### Why Do Countries Put Up Barriers to Trade?
Domestic politics, really.
- Free trade creates diffuse benefits but sometimes concentrates costs.
### Who Benefits from Protectionism?
- National producers
- Scarce factors (see: **Stolper-Samuelson Theorem**)
- Specific industries (see: **Ricardo-Viner Theorem**)
### Who Loses from Protectionism?
- You
- Also: exporters (who fear reprisal)
# Conclusion
### Conclusion
*Free trade is good*.
- Free trade follows logic of comparative advantage.
- It creates abundance unavailable under autarky/mercantilist policies.
- *Imports are actually gains from trade, and not losses*.
However, trade, like any policy, creates winners and losers.

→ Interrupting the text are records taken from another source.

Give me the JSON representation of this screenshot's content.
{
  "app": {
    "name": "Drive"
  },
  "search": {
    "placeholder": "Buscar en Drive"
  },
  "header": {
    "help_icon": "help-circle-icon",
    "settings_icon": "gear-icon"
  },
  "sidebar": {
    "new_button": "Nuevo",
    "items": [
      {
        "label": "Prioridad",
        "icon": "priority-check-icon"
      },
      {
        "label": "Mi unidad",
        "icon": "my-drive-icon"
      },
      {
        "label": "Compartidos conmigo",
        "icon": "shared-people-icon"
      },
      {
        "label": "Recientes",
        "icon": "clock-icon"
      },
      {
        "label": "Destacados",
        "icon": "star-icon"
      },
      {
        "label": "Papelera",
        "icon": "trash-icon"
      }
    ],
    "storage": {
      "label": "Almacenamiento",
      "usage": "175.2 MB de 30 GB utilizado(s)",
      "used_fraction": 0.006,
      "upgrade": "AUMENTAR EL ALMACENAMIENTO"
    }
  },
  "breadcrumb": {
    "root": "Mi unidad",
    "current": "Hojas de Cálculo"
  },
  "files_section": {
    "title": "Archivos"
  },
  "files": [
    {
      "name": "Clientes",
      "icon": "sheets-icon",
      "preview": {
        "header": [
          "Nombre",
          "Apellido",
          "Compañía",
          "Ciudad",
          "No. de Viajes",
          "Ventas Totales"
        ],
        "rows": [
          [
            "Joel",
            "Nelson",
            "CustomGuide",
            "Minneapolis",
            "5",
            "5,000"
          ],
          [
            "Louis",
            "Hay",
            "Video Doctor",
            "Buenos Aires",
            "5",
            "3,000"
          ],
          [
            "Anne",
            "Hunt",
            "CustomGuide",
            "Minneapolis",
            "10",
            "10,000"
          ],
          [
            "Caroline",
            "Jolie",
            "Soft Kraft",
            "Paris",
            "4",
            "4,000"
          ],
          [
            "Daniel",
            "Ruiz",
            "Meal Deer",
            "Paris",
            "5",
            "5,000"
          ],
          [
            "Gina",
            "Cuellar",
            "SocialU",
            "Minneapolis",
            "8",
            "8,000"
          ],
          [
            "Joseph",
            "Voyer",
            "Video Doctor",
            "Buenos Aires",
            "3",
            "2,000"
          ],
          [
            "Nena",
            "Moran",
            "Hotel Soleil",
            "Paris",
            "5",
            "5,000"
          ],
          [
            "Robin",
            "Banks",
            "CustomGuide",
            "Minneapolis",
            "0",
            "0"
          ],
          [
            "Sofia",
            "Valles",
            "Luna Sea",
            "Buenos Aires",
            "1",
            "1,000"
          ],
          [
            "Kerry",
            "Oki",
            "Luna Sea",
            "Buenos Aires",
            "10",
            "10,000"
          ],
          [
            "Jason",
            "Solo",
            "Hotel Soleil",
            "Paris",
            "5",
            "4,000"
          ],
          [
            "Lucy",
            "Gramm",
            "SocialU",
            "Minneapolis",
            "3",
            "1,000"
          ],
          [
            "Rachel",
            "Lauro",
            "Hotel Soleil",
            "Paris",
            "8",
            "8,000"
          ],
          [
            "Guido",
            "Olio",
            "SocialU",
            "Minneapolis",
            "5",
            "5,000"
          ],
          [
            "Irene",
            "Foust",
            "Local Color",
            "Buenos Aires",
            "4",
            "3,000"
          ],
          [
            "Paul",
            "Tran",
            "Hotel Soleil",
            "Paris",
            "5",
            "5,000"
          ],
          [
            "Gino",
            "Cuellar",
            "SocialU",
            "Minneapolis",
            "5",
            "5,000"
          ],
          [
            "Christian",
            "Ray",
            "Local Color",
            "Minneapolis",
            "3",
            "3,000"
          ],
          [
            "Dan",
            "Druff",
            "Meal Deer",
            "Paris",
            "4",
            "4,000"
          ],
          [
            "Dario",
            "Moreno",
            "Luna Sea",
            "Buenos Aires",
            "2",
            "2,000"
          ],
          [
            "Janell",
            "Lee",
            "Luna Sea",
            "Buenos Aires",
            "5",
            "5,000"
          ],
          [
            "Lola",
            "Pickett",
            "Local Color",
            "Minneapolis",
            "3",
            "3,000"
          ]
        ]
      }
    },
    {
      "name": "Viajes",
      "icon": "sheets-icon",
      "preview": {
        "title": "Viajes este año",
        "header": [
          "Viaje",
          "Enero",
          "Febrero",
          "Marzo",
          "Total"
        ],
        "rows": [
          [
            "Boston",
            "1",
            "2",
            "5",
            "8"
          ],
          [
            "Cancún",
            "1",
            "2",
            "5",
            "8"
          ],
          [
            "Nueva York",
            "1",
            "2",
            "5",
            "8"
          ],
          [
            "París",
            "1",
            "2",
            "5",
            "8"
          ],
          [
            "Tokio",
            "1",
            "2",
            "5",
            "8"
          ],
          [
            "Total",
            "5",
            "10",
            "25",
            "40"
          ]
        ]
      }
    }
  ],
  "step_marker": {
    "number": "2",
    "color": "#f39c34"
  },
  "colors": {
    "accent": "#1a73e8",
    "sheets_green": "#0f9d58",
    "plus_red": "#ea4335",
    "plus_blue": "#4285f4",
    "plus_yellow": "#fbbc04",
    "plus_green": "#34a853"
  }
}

- Problem: benefits are diffuse but costs can be concentrated.
- Protectionism is a public bad, but it's more the norm than free trade (historically).
You can’t perform that action at this time.